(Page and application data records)
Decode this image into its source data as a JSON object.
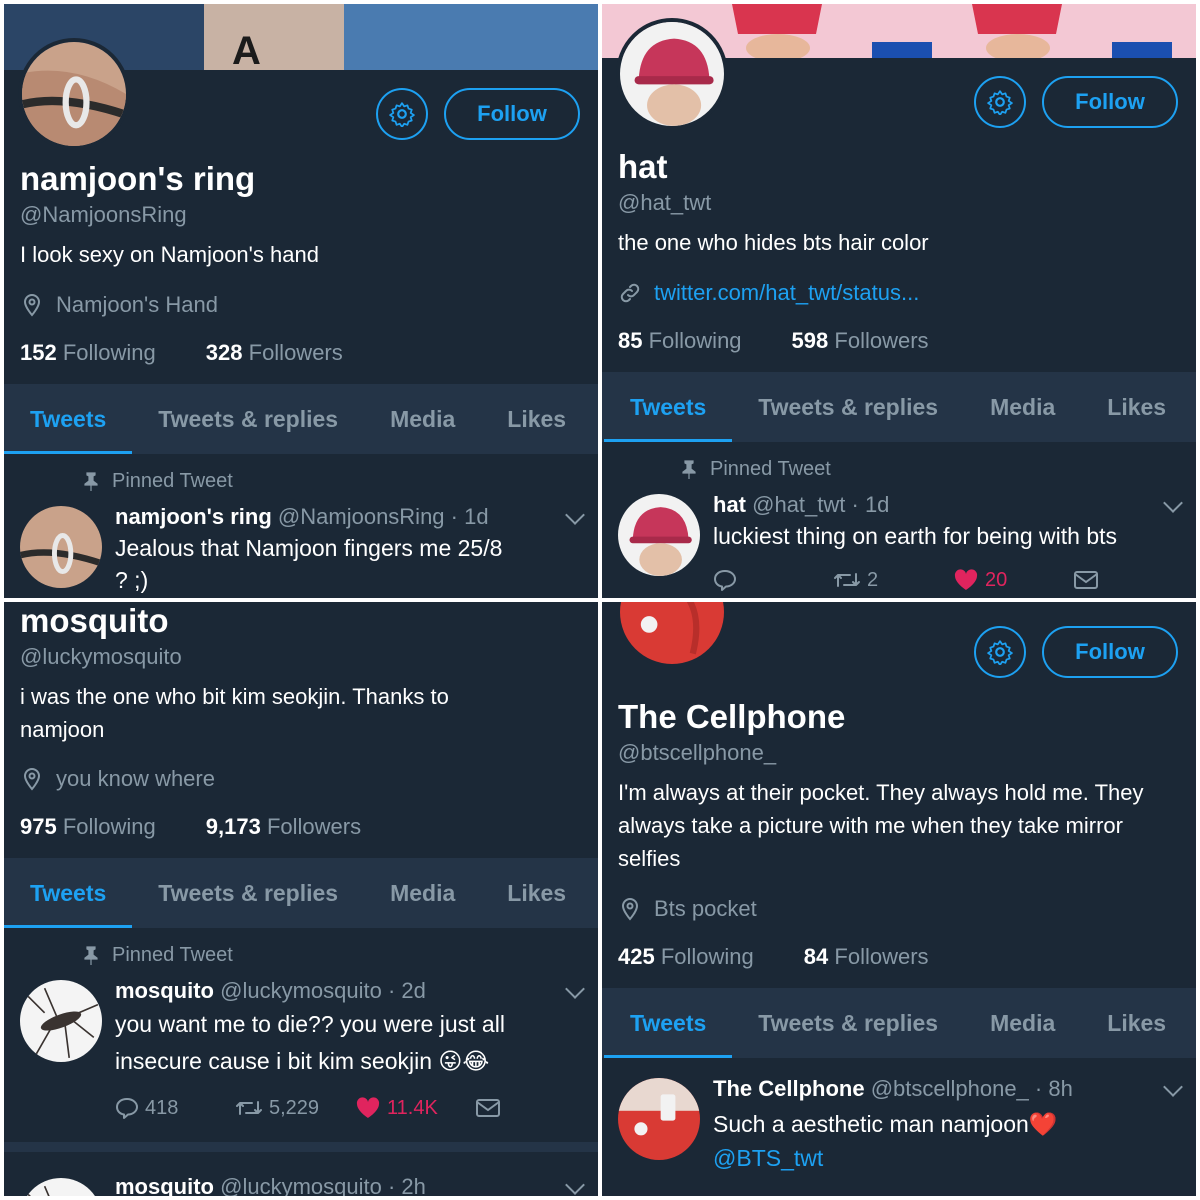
{
  "panels": [
    {
      "name": "namjoon's ring",
      "handle": "@NamjoonsRing",
      "bio": "I look sexy on Namjoon's hand",
      "location": "Namjoon's Hand",
      "following": "152",
      "followers": "328",
      "follow_label": "Follow",
      "tweet": {
        "pinned_label": "Pinned Tweet",
        "author": "namjoon's ring",
        "meta": "@NamjoonsRing · 1d",
        "text": "Jealous that Namjoon fingers me 25/8 ? ;)"
      }
    },
    {
      "name": "hat",
      "handle": "@hat_twt",
      "bio": "the one who hides bts hair color",
      "link": "twitter.com/hat_twt/status...",
      "following": "85",
      "followers": "598",
      "follow_label": "Follow",
      "tweet": {
        "pinned_label": "Pinned Tweet",
        "author": "hat",
        "meta": "@hat_twt · 1d",
        "text": "luckiest thing on earth for being with bts",
        "retweets": "2",
        "likes": "20"
      }
    },
    {
      "name": "mosquito",
      "handle": "@luckymosquito",
      "bio": "i was the one who bit kim seokjin. Thanks to namjoon",
      "location": "you know where",
      "following": "975",
      "followers": "9,173",
      "tweet": {
        "pinned_label": "Pinned Tweet",
        "author": "mosquito",
        "meta": "@luckymosquito · 2d",
        "text": "you want me to die?? you were just all insecure cause i bit kim seokjin 😜😂",
        "replies": "418",
        "retweets": "5,229",
        "likes": "11.4K"
      },
      "tweet2": {
        "author": "mosquito",
        "meta": "@luckymosquito · 2h"
      }
    },
    {
      "name": "The Cellphone",
      "handle": "@btscellphone_",
      "bio": "I'm always at their pocket. They always hold me. They always take a picture with me when they take mirror selfies",
      "location": "Bts pocket",
      "following": "425",
      "followers": "84",
      "follow_label": "Follow",
      "tweet": {
        "author": "The Cellphone",
        "meta": "@btscellphone_ · 8h",
        "text": "Such a aesthetic man namjoon❤️",
        "mention": "@BTS_twt"
      }
    }
  ],
  "labels": {
    "following": "Following",
    "followers": "Followers"
  },
  "tabs": [
    "Tweets",
    "Tweets & replies",
    "Media",
    "Likes"
  ],
  "colors": {
    "background": "#1b2836",
    "tabbar": "#243447",
    "accent": "#1da1f2",
    "muted": "#8899a6",
    "like": "#e0245e"
  }
}
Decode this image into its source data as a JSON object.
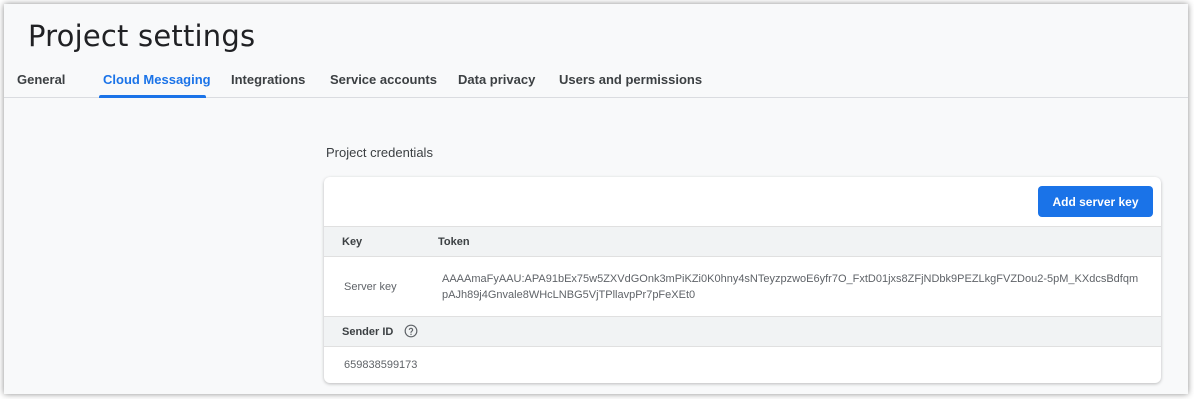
{
  "page": {
    "title": "Project settings"
  },
  "tabs": [
    {
      "label": "General",
      "active": false
    },
    {
      "label": "Cloud Messaging",
      "active": true
    },
    {
      "label": "Integrations",
      "active": false
    },
    {
      "label": "Service accounts",
      "active": false
    },
    {
      "label": "Data privacy",
      "active": false
    },
    {
      "label": "Users and permissions",
      "active": false
    }
  ],
  "credentials": {
    "section_label": "Project credentials",
    "add_button_label": "Add server key",
    "columns": {
      "key": "Key",
      "token": "Token"
    },
    "server_key": {
      "label": "Server key",
      "token": "AAAAmaFyAAU:APA91bEx75w5ZXVdGOnk3mPiKZi0K0hny4sNTeyzpzwoE6yfr7O_FxtD01jxs8ZFjNDbk9PEZLkgFVZDou2-5pM_KXdcsBdfqmpAJh89j4Gnvale8WHcLNBG5VjTPllavpPr7pFeXEt0"
    },
    "sender": {
      "label": "Sender ID",
      "help_icon": "help-circle-icon",
      "value": "659838599173"
    }
  },
  "colors": {
    "accent": "#1a73e8",
    "text": "#3c4043",
    "muted": "#5f6368",
    "background": "#f8f9fa",
    "header_bg": "#f1f3f4"
  }
}
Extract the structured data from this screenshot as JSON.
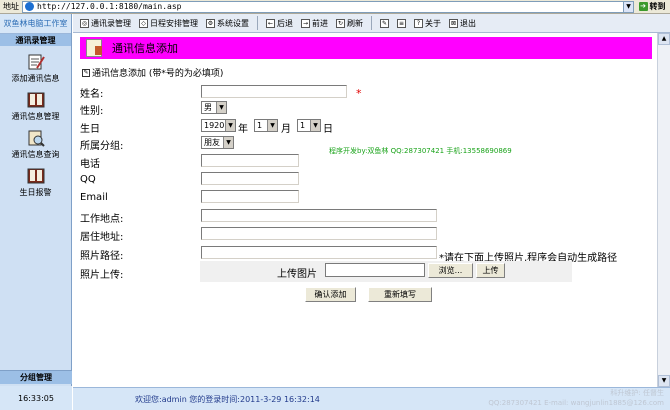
{
  "browser": {
    "address_label": "地址",
    "url": "http://127.0.0.1:8180/main.asp",
    "go_label": "转到"
  },
  "sidebar": {
    "app_title": "双鱼林电脑工作室",
    "section_title": "通讯录管理",
    "items": [
      {
        "label": "添加通讯信息",
        "icon": "notepad-icon"
      },
      {
        "label": "通讯信息管理",
        "icon": "book-icon"
      },
      {
        "label": "通讯信息查询",
        "icon": "search-book-icon"
      },
      {
        "label": "生日报警",
        "icon": "alarm-book-icon"
      }
    ],
    "footer": "分组管理",
    "time": "16:33:05"
  },
  "toolbar": {
    "items": [
      {
        "label": "通讯录管理",
        "icon": "contacts-icon"
      },
      {
        "label": "日程安排管理",
        "icon": "schedule-icon"
      },
      {
        "label": "系统设置",
        "icon": "settings-icon"
      },
      {
        "label": "后退",
        "icon": "back-icon"
      },
      {
        "label": "前进",
        "icon": "forward-icon"
      },
      {
        "label": "刷新",
        "icon": "refresh-icon"
      },
      {
        "label": "",
        "icon": "edit-icon"
      },
      {
        "label": "",
        "icon": "list-icon"
      },
      {
        "label": "关于",
        "icon": "about-icon"
      },
      {
        "label": "退出",
        "icon": "exit-icon"
      }
    ]
  },
  "page": {
    "banner_title": "通讯信息添加",
    "subtitle": "通讯信息添加 (带*号的为必填项)",
    "required_mark": "*",
    "developer_note": "程序开发by:双鱼林 QQ:287307421 手机:13558690869",
    "photo_hint": "*请在下面上传照片,程序会自动生成路径"
  },
  "form": {
    "name_label": "姓名:",
    "gender_label": "性别:",
    "gender_value": "男",
    "birthday_label": "生日",
    "birth_year": "1920",
    "year_unit": "年",
    "birth_month": "1",
    "month_unit": "月",
    "birth_day": "1",
    "day_unit": "日",
    "group_label": "所属分组:",
    "group_value": "朋友",
    "phone_label": "电话",
    "qq_label": "QQ",
    "email_label": "Email",
    "work_label": "工作地点:",
    "home_label": "居住地址:",
    "photo_path_label": "照片路径:",
    "photo_upload_label": "照片上传:",
    "upload_image_label": "上传图片",
    "browse_button": "浏览...",
    "upload_button": "上传",
    "submit_button": "确认添加",
    "reset_button": "重新填写"
  },
  "status": {
    "welcome": "欢迎您:admin 您的登录时间:2011-3-29 16:32:14",
    "watermark_line1": "科升维护: 任督生",
    "watermark_line2": "QQ:287307421 E-mail: wangjunlin1885@126.com"
  }
}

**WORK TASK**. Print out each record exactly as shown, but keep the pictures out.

**ANSWER TO THIS EXERCISE**.
Decode this image into its source data as a JSON object.
{
  "panels": [
    {
      "name": "namjoon's ring",
      "handle": "@NamjoonsRing",
      "bio": "I look sexy on Namjoon's hand",
      "location": "Namjoon's Hand",
      "following": "152",
      "followers": "328",
      "follow_label": "Follow",
      "tweet": {
        "pinned_label": "Pinned Tweet",
        "author": "namjoon's ring",
        "meta": "@NamjoonsRing · 1d",
        "text": "Jealous that Namjoon fingers me 25/8 ? ;)"
      }
    },
    {
      "name": "hat",
      "handle": "@hat_twt",
      "bio": "the one who hides bts hair color",
      "link": "twitter.com/hat_twt/status...",
      "following": "85",
      "followers": "598",
      "follow_label": "Follow",
      "tweet": {
        "pinned_label": "Pinned Tweet",
        "author": "hat",
        "meta": "@hat_twt · 1d",
        "text": "luckiest thing on earth for being with bts",
        "retweets": "2",
        "likes": "20"
      }
    },
    {
      "name": "mosquito",
      "handle": "@luckymosquito",
      "bio": "i was the one who bit kim seokjin. Thanks to namjoon",
      "location": "you know where",
      "following": "975",
      "followers": "9,173",
      "tweet": {
        "pinned_label": "Pinned Tweet",
        "author": "mosquito",
        "meta": "@luckymosquito · 2d",
        "text": "you want me to die?? you were just all insecure cause i bit kim seokjin 😜😂",
        "replies": "418",
        "retweets": "5,229",
        "likes": "11.4K"
      },
      "tweet2": {
        "author": "mosquito",
        "meta": "@luckymosquito · 2h"
      }
    },
    {
      "name": "The Cellphone",
      "handle": "@btscellphone_",
      "bio": "I'm always at their pocket. They always hold me. They always take a picture with me when they take mirror selfies",
      "location": "Bts pocket",
      "following": "425",
      "followers": "84",
      "follow_label": "Follow",
      "tweet": {
        "author": "The Cellphone",
        "meta": "@btscellphone_ · 8h",
        "text": "Such a aesthetic man namjoon❤️",
        "mention": "@BTS_twt"
      }
    }
  ],
  "labels": {
    "following": "Following",
    "followers": "Followers"
  },
  "tabs": [
    "Tweets",
    "Tweets & replies",
    "Media",
    "Likes"
  ],
  "colors": {
    "background": "#1b2836",
    "tabbar": "#243447",
    "accent": "#1da1f2",
    "muted": "#8899a6",
    "like": "#e0245e"
  }
}
Decode this image into its source data as a JSON object.
{
  "page": {
    "title": "Project settings"
  },
  "tabs": [
    {
      "label": "General",
      "active": false
    },
    {
      "label": "Cloud Messaging",
      "active": true
    },
    {
      "label": "Integrations",
      "active": false
    },
    {
      "label": "Service accounts",
      "active": false
    },
    {
      "label": "Data privacy",
      "active": false
    },
    {
      "label": "Users and permissions",
      "active": false
    }
  ],
  "credentials": {
    "section_label": "Project credentials",
    "add_button_label": "Add server key",
    "columns": {
      "key": "Key",
      "token": "Token"
    },
    "server_key": {
      "label": "Server key",
      "token": "AAAAmaFyAAU:APA91bEx75w5ZXVdGOnk3mPiKZi0K0hny4sNTeyzpzwoE6yfr7O_FxtD01jxs8ZFjNDbk9PEZLkgFVZDou2-5pM_KXdcsBdfqmpAJh89j4Gnvale8WHcLNBG5VjTPllavpPr7pFeXEt0"
    },
    "sender": {
      "label": "Sender ID",
      "help_icon": "help-circle-icon",
      "value": "659838599173"
    }
  },
  "colors": {
    "accent": "#1a73e8",
    "text": "#3c4043",
    "muted": "#5f6368",
    "background": "#f8f9fa",
    "header_bg": "#f1f3f4"
  }
}
Extract the structured data from this screenshot as JSON.
{
  "browser": {
    "address_label": "地址",
    "url": "http://127.0.0.1:8180/main.asp",
    "go_label": "转到"
  },
  "sidebar": {
    "app_title": "双鱼林电脑工作室",
    "section_title": "通讯录管理",
    "items": [
      {
        "label": "添加通讯信息",
        "icon": "notepad-icon"
      },
      {
        "label": "通讯信息管理",
        "icon": "book-icon"
      },
      {
        "label": "通讯信息查询",
        "icon": "search-book-icon"
      },
      {
        "label": "生日报警",
        "icon": "alarm-book-icon"
      }
    ],
    "footer": "分组管理",
    "time": "16:33:05"
  },
  "toolbar": {
    "items": [
      {
        "label": "通讯录管理",
        "icon": "contacts-icon"
      },
      {
        "label": "日程安排管理",
        "icon": "schedule-icon"
      },
      {
        "label": "系统设置",
        "icon": "settings-icon"
      },
      {
        "label": "后退",
        "icon": "back-icon"
      },
      {
        "label": "前进",
        "icon": "forward-icon"
      },
      {
        "label": "刷新",
        "icon": "refresh-icon"
      },
      {
        "label": "",
        "icon": "edit-icon"
      },
      {
        "label": "",
        "icon": "list-icon"
      },
      {
        "label": "关于",
        "icon": "about-icon"
      },
      {
        "label": "退出",
        "icon": "exit-icon"
      }
    ]
  },
  "page": {
    "banner_title": "通讯信息添加",
    "subtitle": "通讯信息添加 (带*号的为必填项)",
    "required_mark": "*",
    "developer_note": "程序开发by:双鱼林 QQ:287307421 手机:13558690869",
    "photo_hint": "*请在下面上传照片,程序会自动生成路径"
  },
  "form": {
    "name_label": "姓名:",
    "gender_label": "性别:",
    "gender_value": "男",
    "birthday_label": "生日",
    "birth_year": "1920",
    "year_unit": "年",
    "birth_month": "1",
    "month_unit": "月",
    "birth_day": "1",
    "day_unit": "日",
    "group_label": "所属分组:",
    "group_value": "朋友",
    "phone_label": "电话",
    "qq_label": "QQ",
    "email_label": "Email",
    "work_label": "工作地点:",
    "home_label": "居住地址:",
    "photo_path_label": "照片路径:",
    "photo_upload_label": "照片上传:",
    "upload_image_label": "上传图片",
    "browse_button": "浏览...",
    "upload_button": "上传",
    "submit_button": "确认添加",
    "reset_button": "重新填写"
  },
  "status": {
    "welcome": "欢迎您:admin 您的登录时间:2011-3-29 16:32:14",
    "watermark_line1": "科升维护: 任督生",
    "watermark_line2": "QQ:287307421 E-mail: wangjunlin1885@126.com"
  }
}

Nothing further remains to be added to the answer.